Having pulled us over and asked for my passport, he said he needed both of us to go to the office with him. Fair enough! I was getting my pouch with vehicle documents from the car when Officer Dick asked Klaus to open the rear door. By the time I got there, he was asking to see various items. The first things he wanted to see were the two bags of BBQ charcoal. Having been shown the bags, he wasn’t content. He gestured that he wanted the bag to be ripped open wider, so that he could see inside. Instead, I tipped the bag and shook the contents, so that he could see the charcoal. This was enough for me to realise he was just being a dick! Next, he wanted to see the contents of a blue duffel (toilet paper and kitchen rolls). After that, the ominous bright orange holdall (a hand winch and recovery gear). Then he wanted to know what the green oval disc bag was (the tent). He unzipped part of it and was satisfied. Then we moved to one of the side doors. He wanted to see the contents of a khaki holdall (my tool bag). Then the blue plastic Draper tool kit (tools, of course). Then the plastic shopping bag (containing dirty coveralls). Then we moved to the opposite side where he wanted to see inside the fridge and then inside the medical and emergency grab-bag. All of this was done by pointing and grunting – and then waving me off once he didn’t find anything incriminating. This process took at least 15-minutes without any indication of what he was actually looking for. Having not found anything, we then accompanied him to the ‘office’ where his colleague recorded vehicle details from the V5 document and told us we could go. To say that this officer pissed me off is an understatement! His actions undid the positive impressions given by his colleagues the day before, and delayed our journey by 30 minutes.

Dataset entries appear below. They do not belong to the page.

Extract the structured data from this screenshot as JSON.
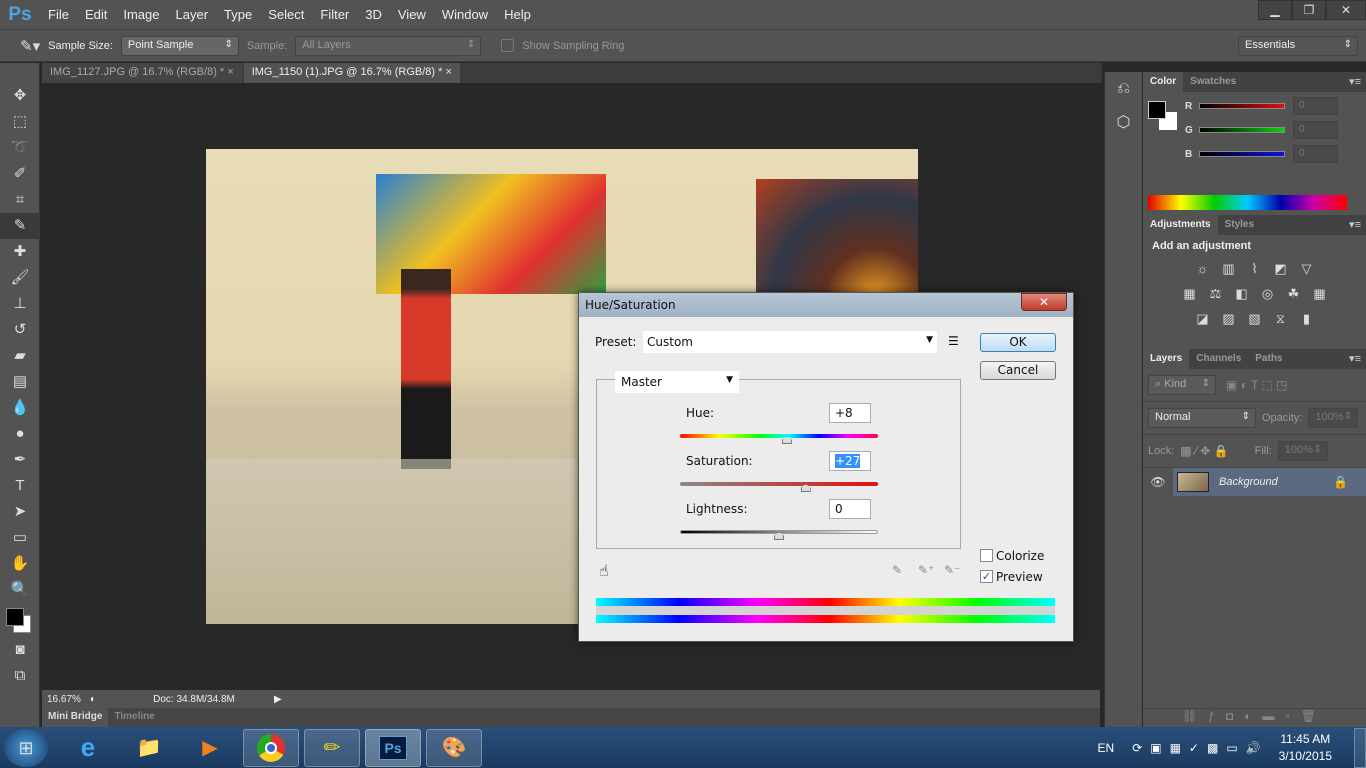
{
  "app": {
    "logo": "Ps",
    "menus": [
      "File",
      "Edit",
      "Image",
      "Layer",
      "Type",
      "Select",
      "Filter",
      "3D",
      "View",
      "Window",
      "Help"
    ],
    "window_controls": [
      "minimize",
      "restore",
      "close"
    ]
  },
  "options": {
    "sample_size_label": "Sample Size:",
    "sample_size_value": "Point Sample",
    "sample_label": "Sample:",
    "sample_value": "All Layers",
    "sampling_ring_label": "Show Sampling Ring",
    "workspace": "Essentials"
  },
  "tabs": [
    {
      "label": "IMG_1127.JPG @ 16.7% (RGB/8) *",
      "active": false
    },
    {
      "label": "IMG_1150 (1).JPG @ 16.7% (RGB/8) *",
      "active": true
    }
  ],
  "tools": [
    "move",
    "marquee",
    "lasso",
    "quick-select",
    "crop",
    "eyedropper",
    "healing",
    "brush",
    "stamp",
    "history-brush",
    "eraser",
    "gradient",
    "blur",
    "dodge",
    "pen",
    "type",
    "path-select",
    "shape",
    "hand",
    "zoom"
  ],
  "status": {
    "zoom": "16.67%",
    "doc": "Doc: 34.8M/34.8M"
  },
  "bottom_tabs": [
    "Mini Bridge",
    "Timeline"
  ],
  "color_panel": {
    "tabs": [
      "Color",
      "Swatches"
    ],
    "channels": [
      {
        "label": "R",
        "value": "0",
        "color": "#e01010"
      },
      {
        "label": "G",
        "value": "0",
        "color": "#10d010"
      },
      {
        "label": "B",
        "value": "0",
        "color": "#1010e0"
      }
    ]
  },
  "adjustments_panel": {
    "tabs": [
      "Adjustments",
      "Styles"
    ],
    "heading": "Add an adjustment"
  },
  "layers_panel": {
    "tabs": [
      "Layers",
      "Channels",
      "Paths"
    ],
    "filter": "Kind",
    "blend_mode": "Normal",
    "opacity_label": "Opacity:",
    "opacity": "100%",
    "lock_label": "Lock:",
    "fill_label": "Fill:",
    "fill": "100%",
    "layers": [
      {
        "name": "Background",
        "visible": true,
        "locked": true
      }
    ]
  },
  "dialog": {
    "title": "Hue/Saturation",
    "preset_label": "Preset:",
    "preset_value": "Custom",
    "channel": "Master",
    "ok": "OK",
    "cancel": "Cancel",
    "hue_label": "Hue:",
    "hue": "+8",
    "hue_pos": 0.54,
    "saturation_label": "Saturation:",
    "saturation": "+27",
    "saturation_pos": 0.635,
    "lightness_label": "Lightness:",
    "lightness": "0",
    "lightness_pos": 0.5,
    "colorize_label": "Colorize",
    "colorize": false,
    "preview_label": "Preview",
    "preview": true
  },
  "taskbar": {
    "apps": [
      "Internet Explorer",
      "File Explorer",
      "Media Player",
      "Chrome",
      "Sketch tool",
      "Photoshop",
      "Paint"
    ],
    "lang": "EN",
    "time": "11:45 AM",
    "date": "3/10/2015"
  }
}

For most of the day’s driving, the road conditions were bad and the scenery was uninspiring. We decided to press on and cover as much mileage as we could. In the end, we drove a total of 397 miles (638 km) from our camping spot (north of Ayagoz) to the town of Taldy-Kurgan. The distance from he border to Taldy-Kurgan, that we had planned to take three days had been covered in two.

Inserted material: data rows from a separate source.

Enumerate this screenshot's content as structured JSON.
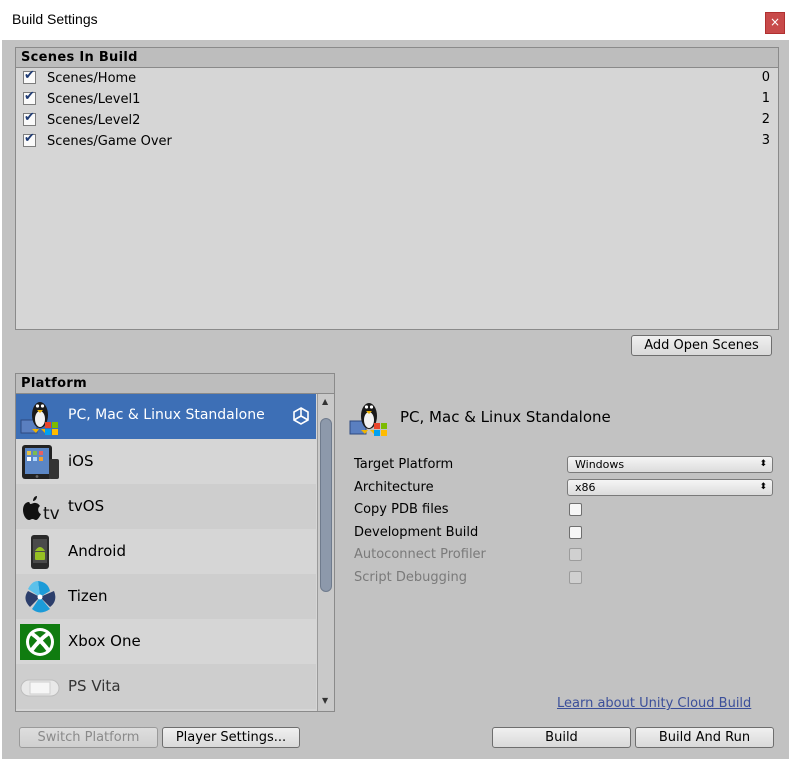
{
  "window": {
    "title": "Build Settings",
    "close_glyph": "×"
  },
  "scenes_panel": {
    "header": "Scenes In Build",
    "scenes": [
      {
        "name": "Scenes/Home",
        "index": "0",
        "checked": true
      },
      {
        "name": "Scenes/Level1",
        "index": "1",
        "checked": true
      },
      {
        "name": "Scenes/Level2",
        "index": "2",
        "checked": true
      },
      {
        "name": "Scenes/Game Over",
        "index": "3",
        "checked": true
      }
    ],
    "add_open_scenes_label": "Add Open Scenes"
  },
  "platform_panel": {
    "header": "Platform",
    "items": [
      {
        "label": "PC, Mac & Linux Standalone",
        "icon": "linux-tux-icon",
        "selected": true
      },
      {
        "label": "iOS",
        "icon": "ipad-icon"
      },
      {
        "label": "tvOS",
        "icon": "apple-tv-icon"
      },
      {
        "label": "Android",
        "icon": "android-phone-icon"
      },
      {
        "label": "Tizen",
        "icon": "tizen-icon"
      },
      {
        "label": "Xbox One",
        "icon": "xbox-icon"
      },
      {
        "label": "PS Vita",
        "icon": "ps-vita-icon"
      }
    ]
  },
  "details": {
    "platform_title": "PC, Mac & Linux Standalone",
    "target_platform_label": "Target Platform",
    "target_platform_value": "Windows",
    "architecture_label": "Architecture",
    "architecture_value": "x86",
    "copy_pdb_label": "Copy PDB files",
    "development_build_label": "Development Build",
    "autoconnect_profiler_label": "Autoconnect Profiler",
    "script_debugging_label": "Script Debugging",
    "cloud_build_link": "Learn about Unity Cloud Build"
  },
  "footer": {
    "switch_platform_label": "Switch Platform",
    "player_settings_label": "Player Settings...",
    "build_label": "Build",
    "build_and_run_label": "Build And Run"
  },
  "colors": {
    "selection": "#3d6fb6",
    "client_bg": "#c2c2c2",
    "panel_bg": "#d6d6d6",
    "link": "#3b4f9a"
  }
}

As we got closer to Taldy-Kugan, the roads did improve slightly and so did the scenery.
As luck would have it, the Garmin took us to the centre of the town and there, right in from of us, was the Grand Au Cep Hotel. It looked very ‘high-end’ from the outside and in the lobby, but we found that a twin room was only $44 US, so we checked in. Quite a nice hotel with free wifi available on the lower floor (lobby and bar area).
On the down-side, the entire town is without hot water due to ongoing work with the central system. However, after two days of camping, a cold shower was way better than no shower! The beds are also as hard as a rock.
We are now a day ahead of schedule. Tomorrow, we will either head to Almaty a day early, or we will spend a day/night in a nearby national park. We’ll decide tomorrow.